● **Problem**:
Only the text of the records below belongs in the answer, copied exactly, with pictures omitted.

START Data provided

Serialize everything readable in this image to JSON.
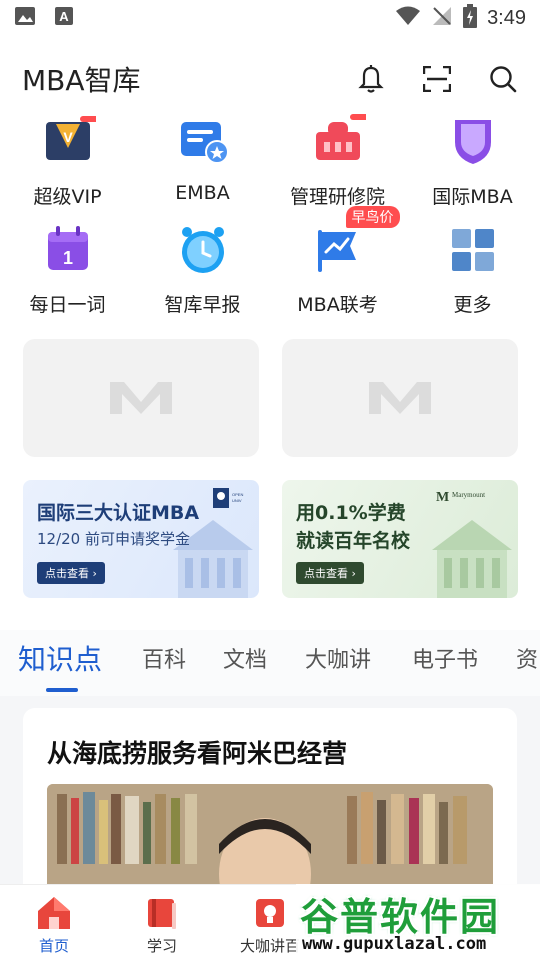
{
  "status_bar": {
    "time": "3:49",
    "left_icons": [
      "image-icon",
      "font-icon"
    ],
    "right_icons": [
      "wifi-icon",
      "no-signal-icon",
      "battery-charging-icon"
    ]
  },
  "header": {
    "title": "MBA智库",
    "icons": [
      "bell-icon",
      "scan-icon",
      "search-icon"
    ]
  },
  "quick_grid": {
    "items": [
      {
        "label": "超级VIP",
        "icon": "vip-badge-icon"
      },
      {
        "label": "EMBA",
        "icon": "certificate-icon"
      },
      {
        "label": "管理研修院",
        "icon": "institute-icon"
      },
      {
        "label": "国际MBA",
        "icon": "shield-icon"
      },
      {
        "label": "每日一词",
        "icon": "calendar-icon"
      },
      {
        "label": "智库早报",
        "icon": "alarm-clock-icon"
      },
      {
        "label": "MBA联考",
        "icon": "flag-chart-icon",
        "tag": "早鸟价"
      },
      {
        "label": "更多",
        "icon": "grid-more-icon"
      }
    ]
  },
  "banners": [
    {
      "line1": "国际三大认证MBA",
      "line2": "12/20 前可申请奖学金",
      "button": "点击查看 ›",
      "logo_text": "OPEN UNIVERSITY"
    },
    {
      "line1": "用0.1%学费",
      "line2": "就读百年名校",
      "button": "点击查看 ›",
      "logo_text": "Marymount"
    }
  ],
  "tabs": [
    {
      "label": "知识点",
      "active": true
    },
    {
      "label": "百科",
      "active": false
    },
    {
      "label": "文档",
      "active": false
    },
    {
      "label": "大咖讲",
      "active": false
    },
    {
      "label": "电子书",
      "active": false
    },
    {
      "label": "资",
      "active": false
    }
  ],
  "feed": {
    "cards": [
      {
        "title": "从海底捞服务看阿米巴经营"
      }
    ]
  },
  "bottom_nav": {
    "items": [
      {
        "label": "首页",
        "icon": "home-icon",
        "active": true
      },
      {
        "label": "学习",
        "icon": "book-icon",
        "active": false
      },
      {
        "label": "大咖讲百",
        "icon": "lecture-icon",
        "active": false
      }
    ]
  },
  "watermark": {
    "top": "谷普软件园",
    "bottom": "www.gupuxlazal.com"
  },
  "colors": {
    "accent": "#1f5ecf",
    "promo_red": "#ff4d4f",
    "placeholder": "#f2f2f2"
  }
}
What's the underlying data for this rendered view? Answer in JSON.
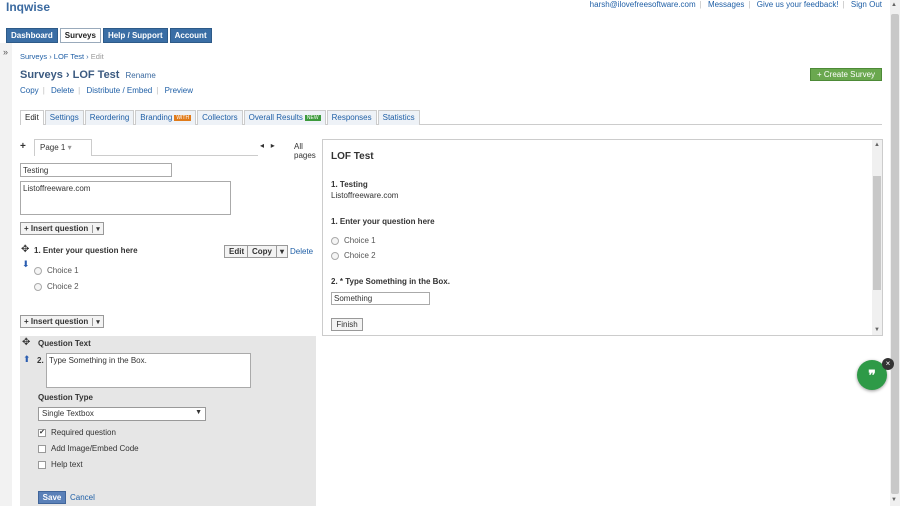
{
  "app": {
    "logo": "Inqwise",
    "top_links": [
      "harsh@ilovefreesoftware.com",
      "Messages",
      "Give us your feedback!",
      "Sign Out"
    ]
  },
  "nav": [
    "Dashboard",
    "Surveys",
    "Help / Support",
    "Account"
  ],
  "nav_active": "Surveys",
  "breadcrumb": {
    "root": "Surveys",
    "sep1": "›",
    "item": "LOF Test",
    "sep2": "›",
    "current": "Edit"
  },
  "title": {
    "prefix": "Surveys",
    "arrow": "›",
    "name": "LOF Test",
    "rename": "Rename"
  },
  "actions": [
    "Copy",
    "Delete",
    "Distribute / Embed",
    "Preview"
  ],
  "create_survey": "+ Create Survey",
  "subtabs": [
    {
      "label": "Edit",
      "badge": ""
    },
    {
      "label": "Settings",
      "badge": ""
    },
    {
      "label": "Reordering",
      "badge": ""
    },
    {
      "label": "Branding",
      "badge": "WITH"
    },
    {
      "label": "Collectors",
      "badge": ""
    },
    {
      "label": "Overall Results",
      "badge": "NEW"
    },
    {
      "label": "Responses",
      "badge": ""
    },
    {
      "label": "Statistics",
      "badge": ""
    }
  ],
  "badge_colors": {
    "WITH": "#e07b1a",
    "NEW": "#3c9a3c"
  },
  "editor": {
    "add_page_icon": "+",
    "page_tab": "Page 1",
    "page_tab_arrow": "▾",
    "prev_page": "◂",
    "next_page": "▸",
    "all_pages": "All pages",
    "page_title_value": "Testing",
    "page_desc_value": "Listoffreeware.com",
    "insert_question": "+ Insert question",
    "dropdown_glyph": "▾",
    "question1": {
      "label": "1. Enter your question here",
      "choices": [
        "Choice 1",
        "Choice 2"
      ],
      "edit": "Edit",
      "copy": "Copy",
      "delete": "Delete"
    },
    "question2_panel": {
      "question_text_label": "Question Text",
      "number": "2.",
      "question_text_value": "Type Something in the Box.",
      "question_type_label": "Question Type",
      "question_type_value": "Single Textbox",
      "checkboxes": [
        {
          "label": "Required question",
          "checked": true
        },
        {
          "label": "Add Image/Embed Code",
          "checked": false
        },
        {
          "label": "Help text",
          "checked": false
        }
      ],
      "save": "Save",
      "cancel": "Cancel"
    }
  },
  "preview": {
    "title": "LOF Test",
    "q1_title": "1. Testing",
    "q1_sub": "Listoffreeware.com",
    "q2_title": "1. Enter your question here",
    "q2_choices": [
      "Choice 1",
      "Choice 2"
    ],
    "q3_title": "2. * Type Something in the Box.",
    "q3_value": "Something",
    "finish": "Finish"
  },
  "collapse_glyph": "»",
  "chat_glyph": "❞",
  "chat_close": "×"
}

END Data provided

● **Your solution**:
Serialize everything readable in this image to JSON.
{
  "status_bar": {
    "time": "3:49",
    "left_icons": [
      "image-icon",
      "font-icon"
    ],
    "right_icons": [
      "wifi-icon",
      "no-signal-icon",
      "battery-charging-icon"
    ]
  },
  "header": {
    "title": "MBA智库",
    "icons": [
      "bell-icon",
      "scan-icon",
      "search-icon"
    ]
  },
  "quick_grid": {
    "items": [
      {
        "label": "超级VIP",
        "icon": "vip-badge-icon"
      },
      {
        "label": "EMBA",
        "icon": "certificate-icon"
      },
      {
        "label": "管理研修院",
        "icon": "institute-icon"
      },
      {
        "label": "国际MBA",
        "icon": "shield-icon"
      },
      {
        "label": "每日一词",
        "icon": "calendar-icon"
      },
      {
        "label": "智库早报",
        "icon": "alarm-clock-icon"
      },
      {
        "label": "MBA联考",
        "icon": "flag-chart-icon",
        "tag": "早鸟价"
      },
      {
        "label": "更多",
        "icon": "grid-more-icon"
      }
    ]
  },
  "banners": [
    {
      "line1": "国际三大认证MBA",
      "line2": "12/20 前可申请奖学金",
      "button": "点击查看 ›",
      "logo_text": "OPEN UNIVERSITY"
    },
    {
      "line1": "用0.1%学费",
      "line2": "就读百年名校",
      "button": "点击查看 ›",
      "logo_text": "Marymount"
    }
  ],
  "tabs": [
    {
      "label": "知识点",
      "active": true
    },
    {
      "label": "百科",
      "active": false
    },
    {
      "label": "文档",
      "active": false
    },
    {
      "label": "大咖讲",
      "active": false
    },
    {
      "label": "电子书",
      "active": false
    },
    {
      "label": "资",
      "active": false
    }
  ],
  "feed": {
    "cards": [
      {
        "title": "从海底捞服务看阿米巴经营"
      }
    ]
  },
  "bottom_nav": {
    "items": [
      {
        "label": "首页",
        "icon": "home-icon",
        "active": true
      },
      {
        "label": "学习",
        "icon": "book-icon",
        "active": false
      },
      {
        "label": "大咖讲百",
        "icon": "lecture-icon",
        "active": false
      }
    ]
  },
  "watermark": {
    "top": "谷普软件园",
    "bottom": "www.gupuxlazal.com"
  },
  "colors": {
    "accent": "#1f5ecf",
    "promo_red": "#ff4d4f",
    "placeholder": "#f2f2f2"
  }
}
What's the underlying data for this rendered view? Answer in JSON.
{
  "app": {
    "logo": "Inqwise",
    "top_links": [
      "harsh@ilovefreesoftware.com",
      "Messages",
      "Give us your feedback!",
      "Sign Out"
    ]
  },
  "nav": [
    "Dashboard",
    "Surveys",
    "Help / Support",
    "Account"
  ],
  "nav_active": "Surveys",
  "breadcrumb": {
    "root": "Surveys",
    "sep1": "›",
    "item": "LOF Test",
    "sep2": "›",
    "current": "Edit"
  },
  "title": {
    "prefix": "Surveys",
    "arrow": "›",
    "name": "LOF Test",
    "rename": "Rename"
  },
  "actions": [
    "Copy",
    "Delete",
    "Distribute / Embed",
    "Preview"
  ],
  "create_survey": "+ Create Survey",
  "subtabs": [
    {
      "label": "Edit",
      "badge": ""
    },
    {
      "label": "Settings",
      "badge": ""
    },
    {
      "label": "Reordering",
      "badge": ""
    },
    {
      "label": "Branding",
      "badge": "WITH"
    },
    {
      "label": "Collectors",
      "badge": ""
    },
    {
      "label": "Overall Results",
      "badge": "NEW"
    },
    {
      "label": "Responses",
      "badge": ""
    },
    {
      "label": "Statistics",
      "badge": ""
    }
  ],
  "badge_colors": {
    "WITH": "#e07b1a",
    "NEW": "#3c9a3c"
  },
  "editor": {
    "add_page_icon": "+",
    "page_tab": "Page 1",
    "page_tab_arrow": "▾",
    "prev_page": "◂",
    "next_page": "▸",
    "all_pages": "All pages",
    "page_title_value": "Testing",
    "page_desc_value": "Listoffreeware.com",
    "insert_question": "+ Insert question",
    "dropdown_glyph": "▾",
    "question1": {
      "label": "1. Enter your question here",
      "choices": [
        "Choice 1",
        "Choice 2"
      ],
      "edit": "Edit",
      "copy": "Copy",
      "delete": "Delete"
    },
    "question2_panel": {
      "question_text_label": "Question Text",
      "number": "2.",
      "question_text_value": "Type Something in the Box.",
      "question_type_label": "Question Type",
      "question_type_value": "Single Textbox",
      "checkboxes": [
        {
          "label": "Required question",
          "checked": true
        },
        {
          "label": "Add Image/Embed Code",
          "checked": false
        },
        {
          "label": "Help text",
          "checked": false
        }
      ],
      "save": "Save",
      "cancel": "Cancel"
    }
  },
  "preview": {
    "title": "LOF Test",
    "q1_title": "1. Testing",
    "q1_sub": "Listoffreeware.com",
    "q2_title": "1. Enter your question here",
    "q2_choices": [
      "Choice 1",
      "Choice 2"
    ],
    "q3_title": "2. * Type Something in the Box.",
    "q3_value": "Something",
    "finish": "Finish"
  },
  "collapse_glyph": "»",
  "chat_glyph": "❞",
  "chat_close": "×"
}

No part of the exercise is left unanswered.